Extracted material>
= Beginning of Section =

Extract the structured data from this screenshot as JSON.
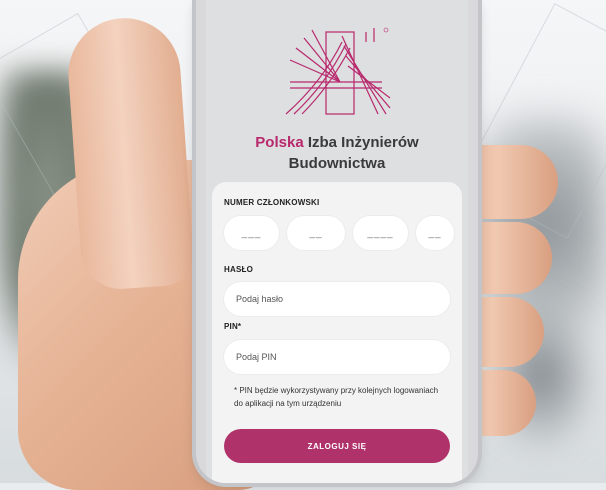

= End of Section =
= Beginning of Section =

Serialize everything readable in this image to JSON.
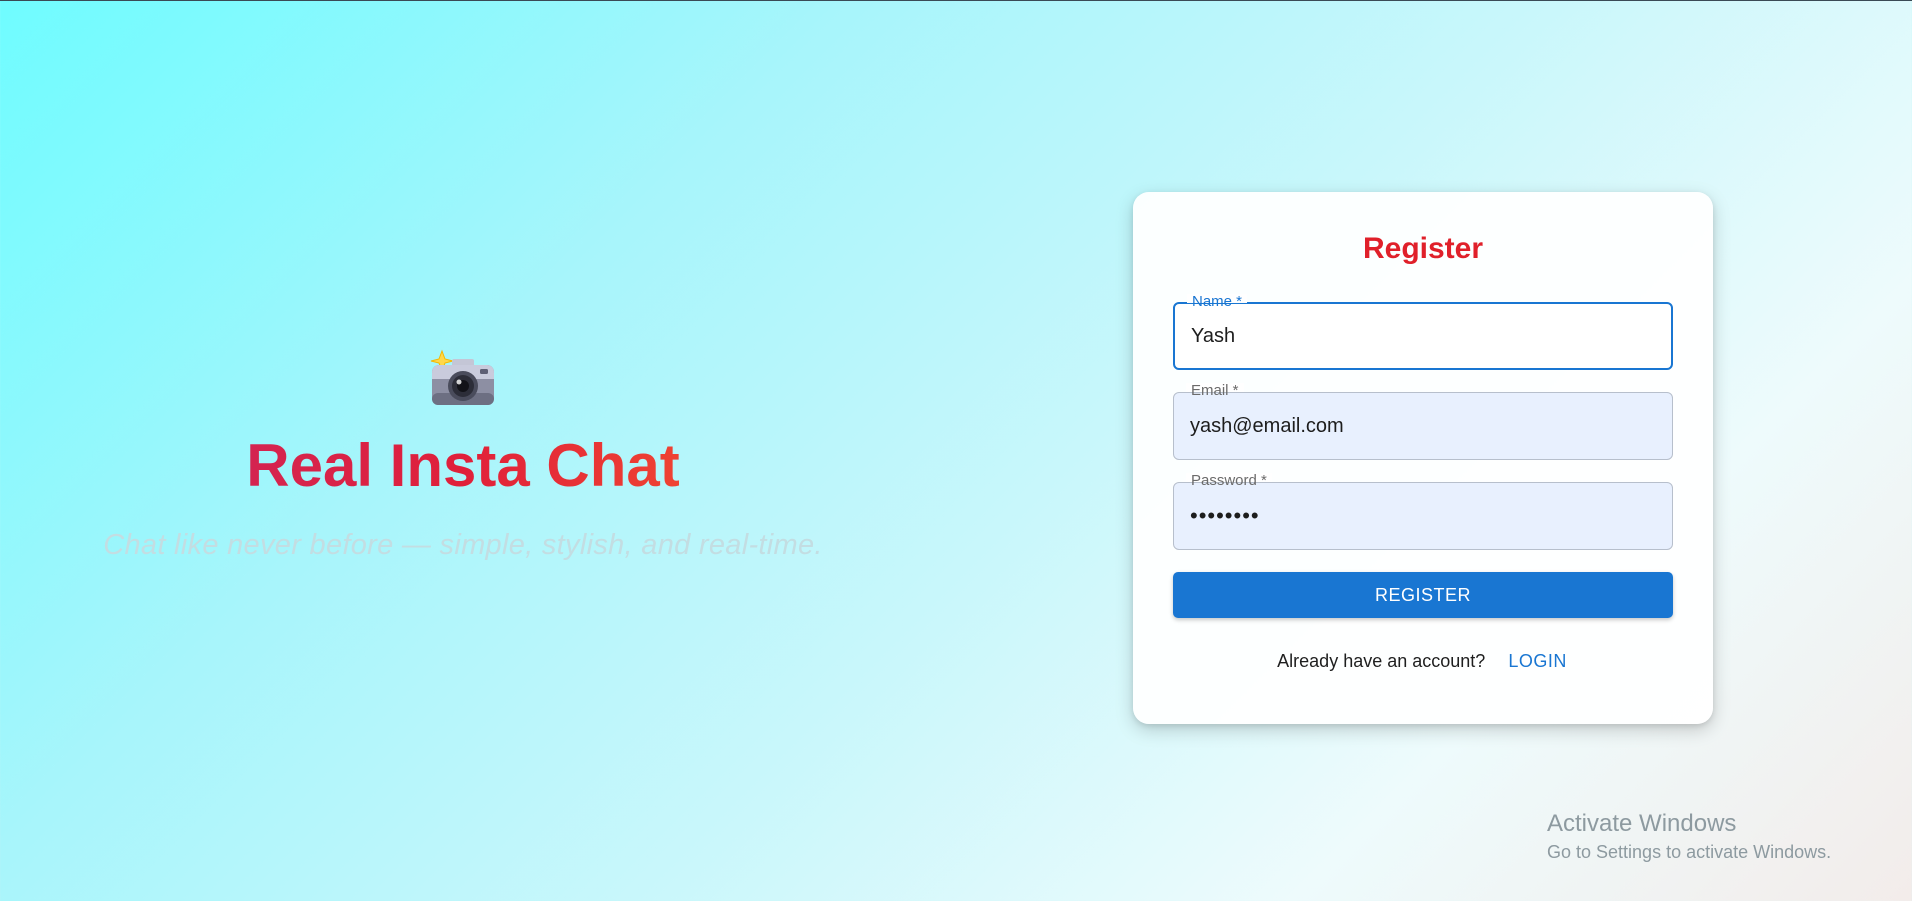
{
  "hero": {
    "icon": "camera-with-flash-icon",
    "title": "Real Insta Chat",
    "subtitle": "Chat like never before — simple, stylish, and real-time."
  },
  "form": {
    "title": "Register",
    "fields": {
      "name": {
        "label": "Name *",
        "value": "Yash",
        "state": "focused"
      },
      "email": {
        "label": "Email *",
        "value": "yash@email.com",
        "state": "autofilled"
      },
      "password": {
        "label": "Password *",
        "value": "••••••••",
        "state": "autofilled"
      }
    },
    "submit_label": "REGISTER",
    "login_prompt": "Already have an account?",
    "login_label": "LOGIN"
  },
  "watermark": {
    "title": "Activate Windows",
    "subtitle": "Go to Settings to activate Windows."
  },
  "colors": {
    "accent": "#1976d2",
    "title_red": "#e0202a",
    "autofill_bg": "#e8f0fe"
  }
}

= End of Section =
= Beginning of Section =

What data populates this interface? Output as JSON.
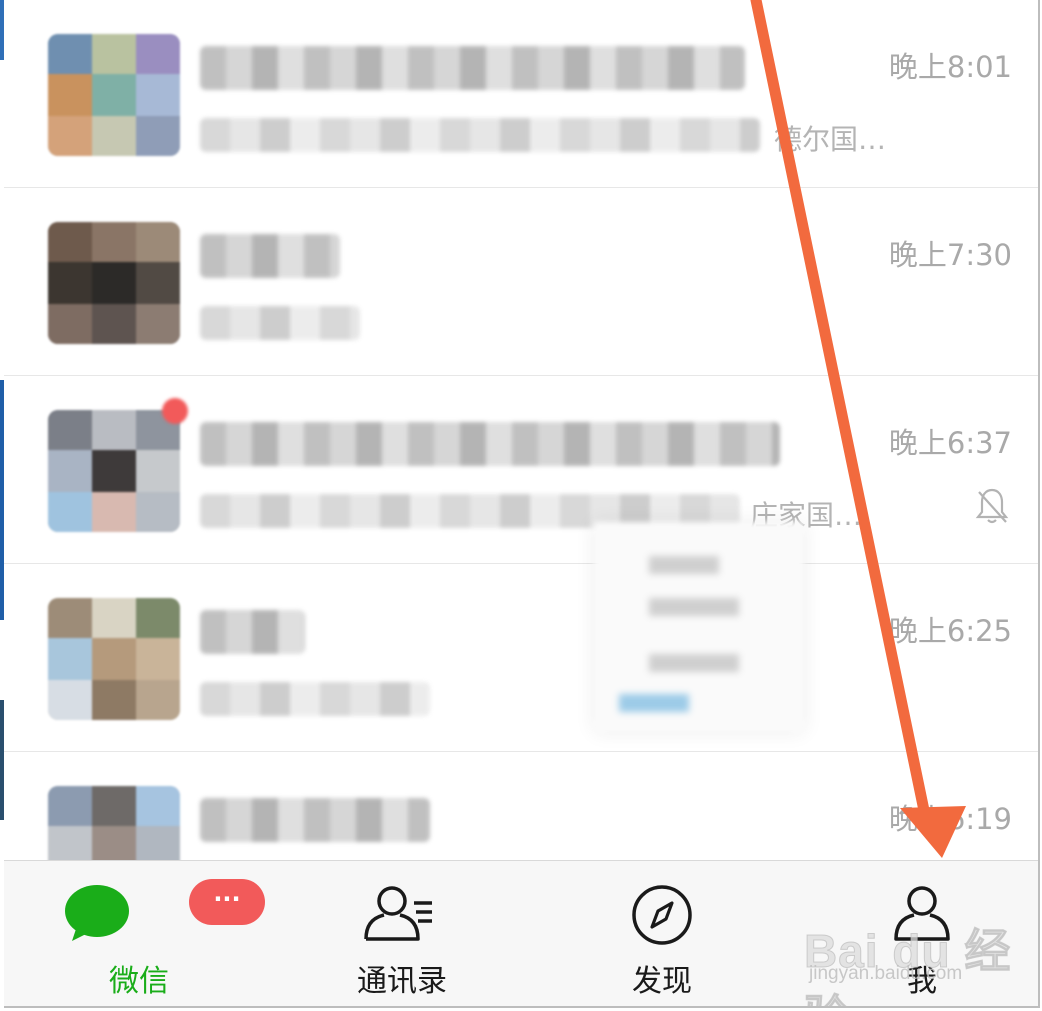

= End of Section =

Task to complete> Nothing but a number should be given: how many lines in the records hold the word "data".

Response area> 2